The Vigil required 35 different inputs (that’s what the Vmix software calls anything you insert into a stream or video). We lit the new fire, processed the Paschal Candle, had videos of church members, including kids and teens, doing the four Old Testament lessons. We had my son Joseph and our youth director, Philip Iverson, send videos of several songs each. We had pictures of flowers and of the sun rising over the chapel. We had audio of hymns sung by our choir at last year’s Easter Day service. And we had the brilliant homily by my 4 year old granddaughter Eliza, explaining the mystery of Good Friday and Easter (Jesus came right back and saved the world!). We had to re-tape my homily 4 times due to sound issues. (It was different every time too. This Holy Week I did not type a manuscript or notes for any of the sermons). I had a GREAT opening funny Story to share, then forgot to do it for the final take…..you will hear it eventually though!
So instead of trying to pre-record or do Premiers, we decided to “run” the Vigil live at 6am and 1030 am. Partly because we could redo things if we failed, but mainly because I just didn’t trust the software, YouTube, or Facebook for such a delicate and complicated task. So at 6am, we go live. Mainly it meant “playing” each of those inputs in the order needed, it’s way harder than it sounds. If you were watching, you know we had to restart as Cox internet had an outage and everything froze. We started live again and that’s when, in the moment, we learned my original homily had no audio. Don’t ask! I cut that video out midway and we finished that live viewing. So between the end of the 6am and the start of 1030, we had to record another homily and that’s when my microphone decided to quit. We ended up doing the homily recording with a cell phone, and making that an input into the service.
So thanks to the help of Jennifer and many, many others, I think we produced something quite good. No, it’s not the same as being there and I missed everyone so much. The sheep in the pews helped a lot! Much love to you all as we continue to navigate this virus. In the midst of that, remember Easter is a season of 50 days, so let’s keep saying YAY JESUS as we offer our prayers for one another.
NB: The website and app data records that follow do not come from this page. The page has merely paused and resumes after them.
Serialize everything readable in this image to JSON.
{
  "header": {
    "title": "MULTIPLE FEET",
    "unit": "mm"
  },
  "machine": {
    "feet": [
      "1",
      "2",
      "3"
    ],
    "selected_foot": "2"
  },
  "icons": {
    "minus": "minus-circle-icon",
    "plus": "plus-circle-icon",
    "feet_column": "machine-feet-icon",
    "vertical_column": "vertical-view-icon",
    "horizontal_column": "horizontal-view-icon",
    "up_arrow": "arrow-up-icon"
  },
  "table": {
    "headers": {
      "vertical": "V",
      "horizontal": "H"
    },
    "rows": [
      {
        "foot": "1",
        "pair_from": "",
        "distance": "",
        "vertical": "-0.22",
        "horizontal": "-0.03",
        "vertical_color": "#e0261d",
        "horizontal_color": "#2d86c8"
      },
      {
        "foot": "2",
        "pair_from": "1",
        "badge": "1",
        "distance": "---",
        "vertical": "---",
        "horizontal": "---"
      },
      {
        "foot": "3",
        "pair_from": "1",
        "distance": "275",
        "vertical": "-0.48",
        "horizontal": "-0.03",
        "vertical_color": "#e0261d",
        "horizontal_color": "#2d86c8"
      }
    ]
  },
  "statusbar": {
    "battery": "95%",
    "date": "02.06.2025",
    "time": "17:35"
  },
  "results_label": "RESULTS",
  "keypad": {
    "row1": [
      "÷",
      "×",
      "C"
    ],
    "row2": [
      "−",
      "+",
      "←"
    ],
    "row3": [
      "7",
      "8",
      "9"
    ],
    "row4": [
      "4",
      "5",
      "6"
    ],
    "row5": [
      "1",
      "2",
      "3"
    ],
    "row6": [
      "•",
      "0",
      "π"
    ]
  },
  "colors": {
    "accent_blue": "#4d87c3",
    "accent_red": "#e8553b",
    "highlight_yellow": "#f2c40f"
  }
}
God bless!
Special thanks to Chris Westphal (altar guild) and Debbie
Vaughn (flower guild) for the beautiful work they did telling the Holy Week story.
And of course, sound and video tech supreme, Jennifer Knight!